> [Data section]:
%%
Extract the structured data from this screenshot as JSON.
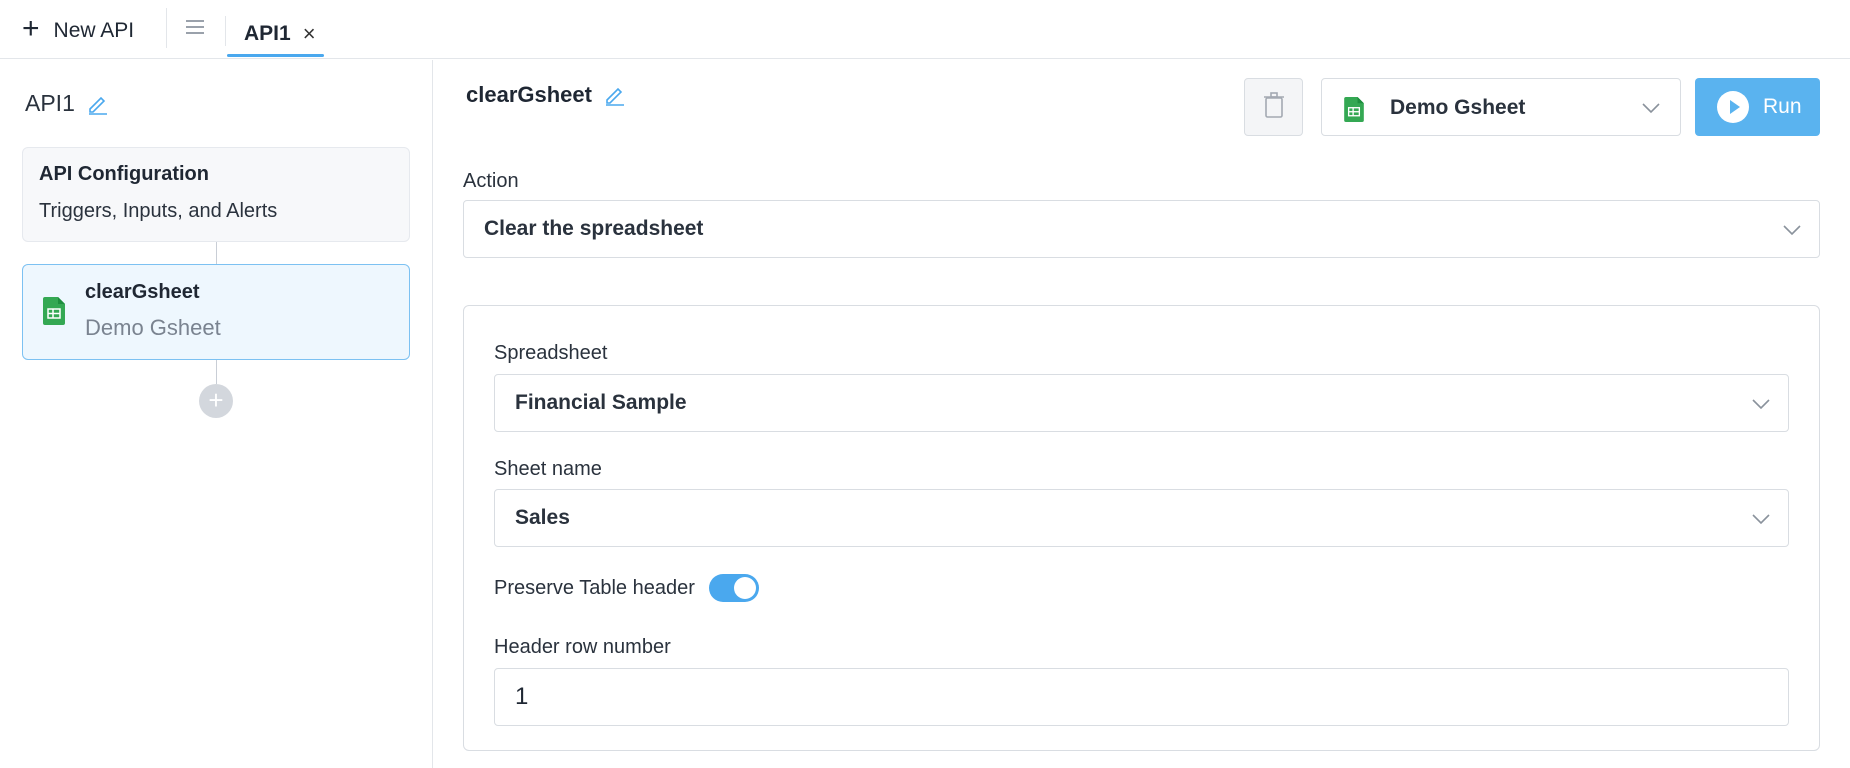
{
  "topbar": {
    "new_api_label": "New API",
    "tabs": [
      {
        "label": "API1",
        "active": true
      }
    ]
  },
  "sidebar": {
    "api_name": "API1",
    "config_card": {
      "title": "API Configuration",
      "subtitle": "Triggers, Inputs, and Alerts"
    },
    "steps": [
      {
        "name": "clearGsheet",
        "integration": "Demo Gsheet",
        "icon": "google-sheets-icon",
        "selected": true
      }
    ]
  },
  "main": {
    "step_name": "clearGsheet",
    "integration_select": {
      "value": "Demo Gsheet",
      "icon": "google-sheets-icon"
    },
    "run_label": "Run",
    "action": {
      "label": "Action",
      "value": "Clear the spreadsheet"
    },
    "spreadsheet": {
      "label": "Spreadsheet",
      "value": "Financial Sample"
    },
    "sheet_name": {
      "label": "Sheet name",
      "value": "Sales"
    },
    "preserve_header": {
      "label": "Preserve Table header",
      "enabled": true
    },
    "header_row": {
      "label": "Header row number",
      "value": "1"
    }
  },
  "colors": {
    "accent": "#4aa8ee",
    "run_button": "#5ab3ef",
    "sheets_green": "#34a853",
    "selected_card_bg": "#eef7fe"
  }
}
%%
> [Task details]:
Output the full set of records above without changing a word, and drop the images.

> [Your solution]:
Extract the structured data from this screenshot as JSON.
{
  "topbar": {
    "new_api_label": "New API",
    "tabs": [
      {
        "label": "API1",
        "active": true
      }
    ]
  },
  "sidebar": {
    "api_name": "API1",
    "config_card": {
      "title": "API Configuration",
      "subtitle": "Triggers, Inputs, and Alerts"
    },
    "steps": [
      {
        "name": "clearGsheet",
        "integration": "Demo Gsheet",
        "icon": "google-sheets-icon",
        "selected": true
      }
    ]
  },
  "main": {
    "step_name": "clearGsheet",
    "integration_select": {
      "value": "Demo Gsheet",
      "icon": "google-sheets-icon"
    },
    "run_label": "Run",
    "action": {
      "label": "Action",
      "value": "Clear the spreadsheet"
    },
    "spreadsheet": {
      "label": "Spreadsheet",
      "value": "Financial Sample"
    },
    "sheet_name": {
      "label": "Sheet name",
      "value": "Sales"
    },
    "preserve_header": {
      "label": "Preserve Table header",
      "enabled": true
    },
    "header_row": {
      "label": "Header row number",
      "value": "1"
    }
  },
  "colors": {
    "accent": "#4aa8ee",
    "run_button": "#5ab3ef",
    "sheets_green": "#34a853",
    "selected_card_bg": "#eef7fe"
  }
}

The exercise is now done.